■ **TASK DESCRIPTION**
Text only, exactly as given: reproduce the entries below without their pictures.

■ **DATA PROVIDED**
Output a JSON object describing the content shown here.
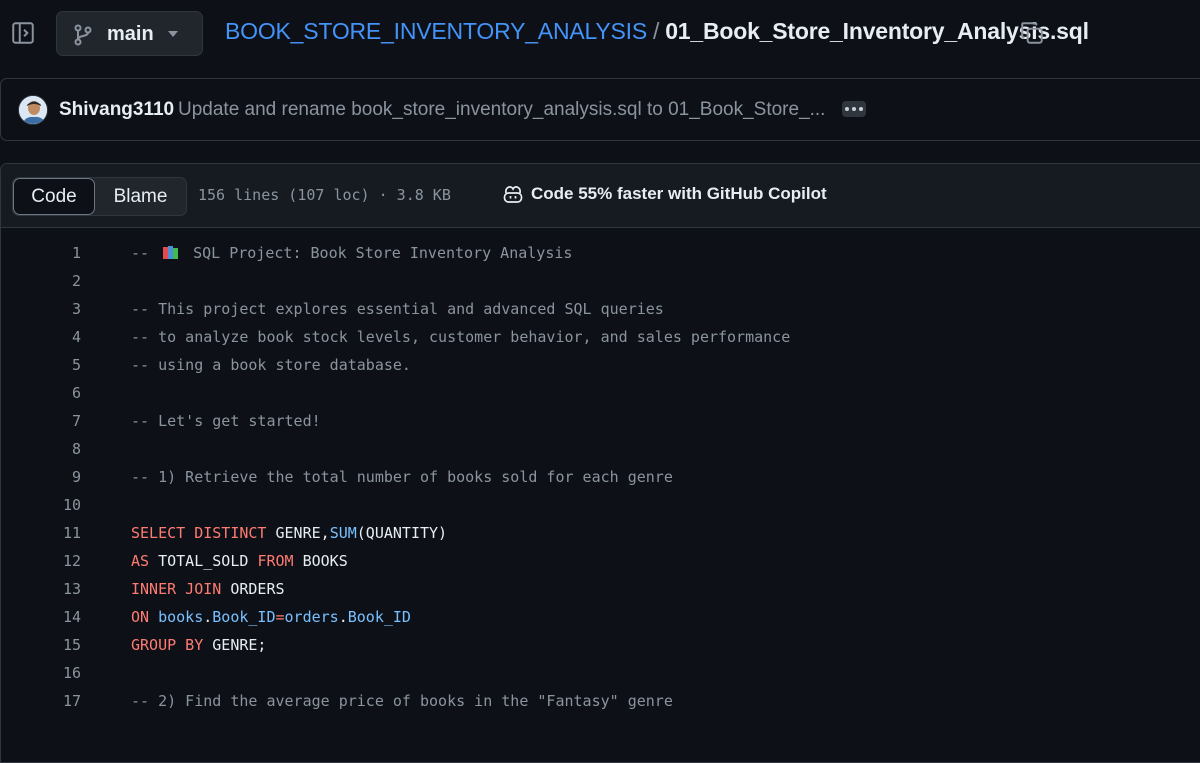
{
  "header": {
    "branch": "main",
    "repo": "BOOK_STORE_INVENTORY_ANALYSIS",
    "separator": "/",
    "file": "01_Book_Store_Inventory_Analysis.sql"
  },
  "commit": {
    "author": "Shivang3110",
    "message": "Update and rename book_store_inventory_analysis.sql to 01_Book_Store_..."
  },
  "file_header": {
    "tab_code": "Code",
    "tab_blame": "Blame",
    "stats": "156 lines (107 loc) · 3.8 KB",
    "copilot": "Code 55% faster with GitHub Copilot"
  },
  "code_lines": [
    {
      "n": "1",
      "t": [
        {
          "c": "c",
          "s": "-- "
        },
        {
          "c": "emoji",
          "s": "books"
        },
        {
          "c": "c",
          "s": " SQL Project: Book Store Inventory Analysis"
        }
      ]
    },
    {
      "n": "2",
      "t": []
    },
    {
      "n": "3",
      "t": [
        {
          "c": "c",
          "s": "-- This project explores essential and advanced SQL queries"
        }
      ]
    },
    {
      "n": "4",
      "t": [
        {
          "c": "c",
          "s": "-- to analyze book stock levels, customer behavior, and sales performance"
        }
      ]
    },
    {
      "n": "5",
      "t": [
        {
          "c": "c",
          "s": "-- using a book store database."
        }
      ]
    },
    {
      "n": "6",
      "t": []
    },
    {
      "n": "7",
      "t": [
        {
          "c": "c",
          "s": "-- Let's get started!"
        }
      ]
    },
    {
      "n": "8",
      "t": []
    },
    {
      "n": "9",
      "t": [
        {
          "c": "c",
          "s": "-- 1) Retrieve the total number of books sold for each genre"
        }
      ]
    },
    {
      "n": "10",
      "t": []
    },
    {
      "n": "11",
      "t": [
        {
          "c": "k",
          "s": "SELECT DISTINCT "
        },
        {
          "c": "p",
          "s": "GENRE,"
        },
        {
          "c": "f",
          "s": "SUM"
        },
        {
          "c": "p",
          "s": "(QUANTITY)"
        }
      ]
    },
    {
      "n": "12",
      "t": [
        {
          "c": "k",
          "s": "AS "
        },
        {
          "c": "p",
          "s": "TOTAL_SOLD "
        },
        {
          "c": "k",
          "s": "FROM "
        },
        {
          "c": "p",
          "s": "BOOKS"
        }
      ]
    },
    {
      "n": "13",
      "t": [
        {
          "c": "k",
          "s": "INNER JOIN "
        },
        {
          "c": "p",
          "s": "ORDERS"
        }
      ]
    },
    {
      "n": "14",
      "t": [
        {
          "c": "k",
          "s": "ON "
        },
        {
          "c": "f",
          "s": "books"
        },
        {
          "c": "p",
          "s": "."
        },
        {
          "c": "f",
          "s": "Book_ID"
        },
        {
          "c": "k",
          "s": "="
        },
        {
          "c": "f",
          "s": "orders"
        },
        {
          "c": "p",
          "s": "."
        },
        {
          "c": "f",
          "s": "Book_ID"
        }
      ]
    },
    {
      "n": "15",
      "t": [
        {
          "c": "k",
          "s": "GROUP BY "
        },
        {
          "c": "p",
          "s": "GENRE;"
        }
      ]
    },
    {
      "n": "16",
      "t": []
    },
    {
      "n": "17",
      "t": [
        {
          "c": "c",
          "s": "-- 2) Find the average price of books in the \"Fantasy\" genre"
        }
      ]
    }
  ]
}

■ **EXERCISE RESULT**
Output a JSON object describing the content shown here.
{
  "header": {
    "branch": "main",
    "repo": "BOOK_STORE_INVENTORY_ANALYSIS",
    "separator": "/",
    "file": "01_Book_Store_Inventory_Analysis.sql"
  },
  "commit": {
    "author": "Shivang3110",
    "message": "Update and rename book_store_inventory_analysis.sql to 01_Book_Store_..."
  },
  "file_header": {
    "tab_code": "Code",
    "tab_blame": "Blame",
    "stats": "156 lines (107 loc) · 3.8 KB",
    "copilot": "Code 55% faster with GitHub Copilot"
  },
  "code_lines": [
    {
      "n": "1",
      "t": [
        {
          "c": "c",
          "s": "-- "
        },
        {
          "c": "emoji",
          "s": "books"
        },
        {
          "c": "c",
          "s": " SQL Project: Book Store Inventory Analysis"
        }
      ]
    },
    {
      "n": "2",
      "t": []
    },
    {
      "n": "3",
      "t": [
        {
          "c": "c",
          "s": "-- This project explores essential and advanced SQL queries"
        }
      ]
    },
    {
      "n": "4",
      "t": [
        {
          "c": "c",
          "s": "-- to analyze book stock levels, customer behavior, and sales performance"
        }
      ]
    },
    {
      "n": "5",
      "t": [
        {
          "c": "c",
          "s": "-- using a book store database."
        }
      ]
    },
    {
      "n": "6",
      "t": []
    },
    {
      "n": "7",
      "t": [
        {
          "c": "c",
          "s": "-- Let's get started!"
        }
      ]
    },
    {
      "n": "8",
      "t": []
    },
    {
      "n": "9",
      "t": [
        {
          "c": "c",
          "s": "-- 1) Retrieve the total number of books sold for each genre"
        }
      ]
    },
    {
      "n": "10",
      "t": []
    },
    {
      "n": "11",
      "t": [
        {
          "c": "k",
          "s": "SELECT DISTINCT "
        },
        {
          "c": "p",
          "s": "GENRE,"
        },
        {
          "c": "f",
          "s": "SUM"
        },
        {
          "c": "p",
          "s": "(QUANTITY)"
        }
      ]
    },
    {
      "n": "12",
      "t": [
        {
          "c": "k",
          "s": "AS "
        },
        {
          "c": "p",
          "s": "TOTAL_SOLD "
        },
        {
          "c": "k",
          "s": "FROM "
        },
        {
          "c": "p",
          "s": "BOOKS"
        }
      ]
    },
    {
      "n": "13",
      "t": [
        {
          "c": "k",
          "s": "INNER JOIN "
        },
        {
          "c": "p",
          "s": "ORDERS"
        }
      ]
    },
    {
      "n": "14",
      "t": [
        {
          "c": "k",
          "s": "ON "
        },
        {
          "c": "f",
          "s": "books"
        },
        {
          "c": "p",
          "s": "."
        },
        {
          "c": "f",
          "s": "Book_ID"
        },
        {
          "c": "k",
          "s": "="
        },
        {
          "c": "f",
          "s": "orders"
        },
        {
          "c": "p",
          "s": "."
        },
        {
          "c": "f",
          "s": "Book_ID"
        }
      ]
    },
    {
      "n": "15",
      "t": [
        {
          "c": "k",
          "s": "GROUP BY "
        },
        {
          "c": "p",
          "s": "GENRE;"
        }
      ]
    },
    {
      "n": "16",
      "t": []
    },
    {
      "n": "17",
      "t": [
        {
          "c": "c",
          "s": "-- 2) Find the average price of books in the \"Fantasy\" genre"
        }
      ]
    }
  ]
}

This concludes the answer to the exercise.